There are technical difficulties too to do with latency, bandwidth and video compression. Sending raw HD signals all over the internet would produce a bandwidth too high for most households, and whilst Japan and some of America might be able to boast exceptional internet services, those over here still leave much to be desired. At the very least you'd want your ISPs to be offering performance guarantees. Remote servers and cloud computing might point the way forward for gaming's future, but we're not there yet.
Of course, even if the technology allowed for mass distribution, and we shall have to wait and see if OnLive can deliver the goods on that one, there are still three big companies that would be likely to have something to say about the whole thing. Make no mistake, unification would be the last thing that any of the Big Three would want.
There's too much brand equity tied up in existing consoles for the hardware manufacturers to go down without a fight. It's clear that OnLive provides an attractive proposition for game publishers, and has managed to secure a number of publishing partners, but Sony, Microsoft and Nintendo make the majority of their money from third-party licensing fees, in Sony's case using that money to counterbalance the loss being made on essential hardware production, and it's difficult to see them moving away from that model.
Kojima's words about platform dependence are, I think slightly, misplaced. It is entirely conceivable that we shall see a certain amount of standardisation and it is with this in mind that Microsoft have taken the digital route rather than bowing to Blu-ray pressure, OnLive might indeed point towards the future for the Big Three, but the most likely scenario is that they'll simply assimilate technological progress into the next generation of consoles.
A single development standard would lower the costs of development considerably, and is far more likely than a unified single brand of console. The latter would be disastrous for the industry, it would kill consumer choice and be a step backwards for gaming. Competition is a healthy aspect of life, and it is no different with gaming: console rivalries force companies to innovate and speculate, to push boundaries and make risky steps forward into new, and often exciting, territory. The independent sector would suffer greatly as a result of a single gaming platform, as gaming favourite analyst Michael Pachter notes, 'Adoption increases with choice'.
Kojima is not alone in his altruism, and he'll certainly make a clear statement if his actions were to speak as loud as his words and he starts developing exclusively for OnLive, a remote (excuse the pun) possibility that was not lost on Sony Computer Entertainment Japan boss Hiroshi Kawano when he nervously said, "It's a bold prediction. We hope [Kojima] continues to develop for platforms, but we deeply respect his sense of taking on a challenge." But even if that does happen, and OnLive or one of its competitors does blossom into a platform to rival the Big Three, you can expect that they won't take it lying down and before long, there'll be a handful of 'microconsoles' to choose from down at your local Gamestation.
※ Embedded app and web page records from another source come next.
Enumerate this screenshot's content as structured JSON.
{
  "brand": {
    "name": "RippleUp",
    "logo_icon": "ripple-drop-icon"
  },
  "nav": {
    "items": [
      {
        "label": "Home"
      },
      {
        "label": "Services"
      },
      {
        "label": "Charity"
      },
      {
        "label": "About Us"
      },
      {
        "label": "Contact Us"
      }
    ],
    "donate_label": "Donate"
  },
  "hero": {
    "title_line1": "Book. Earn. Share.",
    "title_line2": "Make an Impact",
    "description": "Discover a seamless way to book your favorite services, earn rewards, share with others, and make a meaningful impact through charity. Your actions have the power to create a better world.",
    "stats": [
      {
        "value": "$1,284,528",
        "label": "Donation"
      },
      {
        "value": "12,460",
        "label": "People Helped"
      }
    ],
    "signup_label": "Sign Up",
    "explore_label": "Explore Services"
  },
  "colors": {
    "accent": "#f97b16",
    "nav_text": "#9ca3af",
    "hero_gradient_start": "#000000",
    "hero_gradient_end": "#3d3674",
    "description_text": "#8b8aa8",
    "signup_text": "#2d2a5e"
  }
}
What do you guys think about Kojima's comments on the future of gaming? Will we ever see total platform standardisation? Is remote gaming a fad that will pass? Let us know you thoughts on the matter in the comments below...